Allisun Jensen, PA-C
Ravalli Family Medicine
411 West Main Street
Hamilton, MT 59840
Fever is a common complaint and comes with a lot of misconceptions. We
are all quite familiar with "normal" body temperature being
98.6°F. What many people don't know is this arbitrary number dates
back to 'studies' done in the 1800s. In a much more recent study,
average body temperature was closer to 99.9°F. But remember that in
either case, it is just an average body temperature. Many people will
fall naturally above and below these numbers. Baseline temperature also
varies by time of day, age, menstrual cycle, activity level and many other
factors. Patients have told me before that their temperature "runs
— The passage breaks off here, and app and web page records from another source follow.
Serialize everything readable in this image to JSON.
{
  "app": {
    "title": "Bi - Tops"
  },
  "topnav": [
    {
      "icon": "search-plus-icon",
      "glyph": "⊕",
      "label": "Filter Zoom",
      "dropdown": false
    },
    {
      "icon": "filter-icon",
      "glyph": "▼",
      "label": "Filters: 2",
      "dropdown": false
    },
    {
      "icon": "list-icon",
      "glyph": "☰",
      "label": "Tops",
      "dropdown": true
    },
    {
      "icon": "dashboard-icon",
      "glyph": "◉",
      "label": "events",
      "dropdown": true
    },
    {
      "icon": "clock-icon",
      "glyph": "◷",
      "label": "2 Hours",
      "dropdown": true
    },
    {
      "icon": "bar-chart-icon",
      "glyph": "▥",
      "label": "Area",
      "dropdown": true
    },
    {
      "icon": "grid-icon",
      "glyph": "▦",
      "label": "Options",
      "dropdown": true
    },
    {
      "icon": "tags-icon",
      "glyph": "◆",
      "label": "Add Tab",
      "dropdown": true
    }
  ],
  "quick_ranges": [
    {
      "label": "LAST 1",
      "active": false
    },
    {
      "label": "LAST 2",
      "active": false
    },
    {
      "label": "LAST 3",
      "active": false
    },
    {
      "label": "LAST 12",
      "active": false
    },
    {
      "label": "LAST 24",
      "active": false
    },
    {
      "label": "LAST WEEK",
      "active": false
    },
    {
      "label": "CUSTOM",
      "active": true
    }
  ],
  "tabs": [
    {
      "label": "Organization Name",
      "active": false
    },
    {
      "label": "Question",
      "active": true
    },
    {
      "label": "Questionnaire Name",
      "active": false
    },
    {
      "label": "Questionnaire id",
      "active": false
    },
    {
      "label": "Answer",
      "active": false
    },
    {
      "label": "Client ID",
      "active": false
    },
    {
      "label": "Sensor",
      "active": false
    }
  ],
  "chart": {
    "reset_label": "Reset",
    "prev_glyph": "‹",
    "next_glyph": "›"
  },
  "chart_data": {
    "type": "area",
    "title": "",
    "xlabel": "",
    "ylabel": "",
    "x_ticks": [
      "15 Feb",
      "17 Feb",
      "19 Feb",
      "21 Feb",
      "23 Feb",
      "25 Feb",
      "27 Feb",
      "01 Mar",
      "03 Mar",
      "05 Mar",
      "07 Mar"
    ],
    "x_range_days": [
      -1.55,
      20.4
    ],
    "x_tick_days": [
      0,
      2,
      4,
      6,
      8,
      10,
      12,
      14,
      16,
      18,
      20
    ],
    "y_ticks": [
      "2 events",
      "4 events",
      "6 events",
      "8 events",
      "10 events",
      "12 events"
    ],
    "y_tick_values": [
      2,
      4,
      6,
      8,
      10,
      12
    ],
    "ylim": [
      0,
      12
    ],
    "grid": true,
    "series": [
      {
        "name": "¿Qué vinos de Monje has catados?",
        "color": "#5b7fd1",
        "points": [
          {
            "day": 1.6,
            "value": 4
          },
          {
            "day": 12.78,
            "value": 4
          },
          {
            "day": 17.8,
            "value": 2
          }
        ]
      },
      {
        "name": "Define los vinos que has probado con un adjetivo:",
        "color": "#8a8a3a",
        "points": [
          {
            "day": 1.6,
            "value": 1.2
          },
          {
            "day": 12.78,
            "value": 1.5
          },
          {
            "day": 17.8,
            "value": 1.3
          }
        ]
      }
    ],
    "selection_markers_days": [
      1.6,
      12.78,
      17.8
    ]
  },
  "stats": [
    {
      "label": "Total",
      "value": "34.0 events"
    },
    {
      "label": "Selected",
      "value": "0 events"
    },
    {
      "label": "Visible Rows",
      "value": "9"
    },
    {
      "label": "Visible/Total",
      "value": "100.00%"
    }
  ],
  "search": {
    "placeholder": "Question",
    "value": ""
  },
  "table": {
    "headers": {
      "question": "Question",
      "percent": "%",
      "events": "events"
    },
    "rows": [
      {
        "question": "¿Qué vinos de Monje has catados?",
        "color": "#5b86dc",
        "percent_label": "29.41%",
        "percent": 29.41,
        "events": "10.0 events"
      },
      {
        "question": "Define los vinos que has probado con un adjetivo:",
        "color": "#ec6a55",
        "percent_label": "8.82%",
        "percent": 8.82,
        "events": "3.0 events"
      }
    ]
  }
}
low," so their 99.0°F temperature must be a fever. This is untrue
as it may just be related to time of day or their activity before arriving.
Because of these natural variations in normal temperature, standards have
been developed to determine what does constitute a fever. These vary depending
on site where it is taken and age, but in general, we use a temperature
of >100.4°F to indicate a fever.
Once a fever is established there is a fear that it is inherently dangerous.
While this is true in rare cases, fevers are thought to actually play
a role in fighting infection. It can make a person uncomfortable or dehydrated
and may need to be treated for these reasons but it cannot cause brain
damage. In fact many providers feel that low grade fevers do not need
any treatment at all and the first things to be tried would be decreased
activity and extra fluids to prevent dehydration.
Also the height of the fever is not as important as how the person behaves.
If a child is behaving normally, is playful and happy despite the fever,
then observation and treatment at home is appropriate. If a child is inconsolable
or alarmingly lethargic then evaluation by a
healthcare provider is much more imperative. Infants less than 3 months
old should always be evaluated, as well as those with temperatures >104°F.
Treatment with Ibuprofen or Tylenol can be helpful for those that are uncomfortable
or have a fever >104°F. Because of the physiology that creates
a fever it is common to be fatigued and achy which decreasing the temperature
helps. In children it is especially important to be careful about dosing
and basing this on weight rather than age is safer. Normal over the counter
dosing for adults is appropriate for fever control. Normally the use of
these drugs is only necessary for a short period of time. Persistent fevers
for greater than 4 or 5 days or a marked increase in fever over the course
of an illness are also reasons to see a healthcare provider.
So keep in mind that fever is not an illness but a physiologic response
most commonly to an infection from a virus or bacteria. It does not routinely
need to be treated but if there is any question as to where the fever
is coming from or if the person appears significantly ill then a trip
to your healthcare provider is definitely warranted.
This week's health column is collaboration between Ravalli Family Medicine
and Marcus Daly Memorial Hospital. Questions and or comments regarding
this week's health column please contact Allisun Jensen, PA-C at Ravalli
Family Medicine, 411 West Main Street, Hamilton, MT 59840. Working together
to build a healthier community!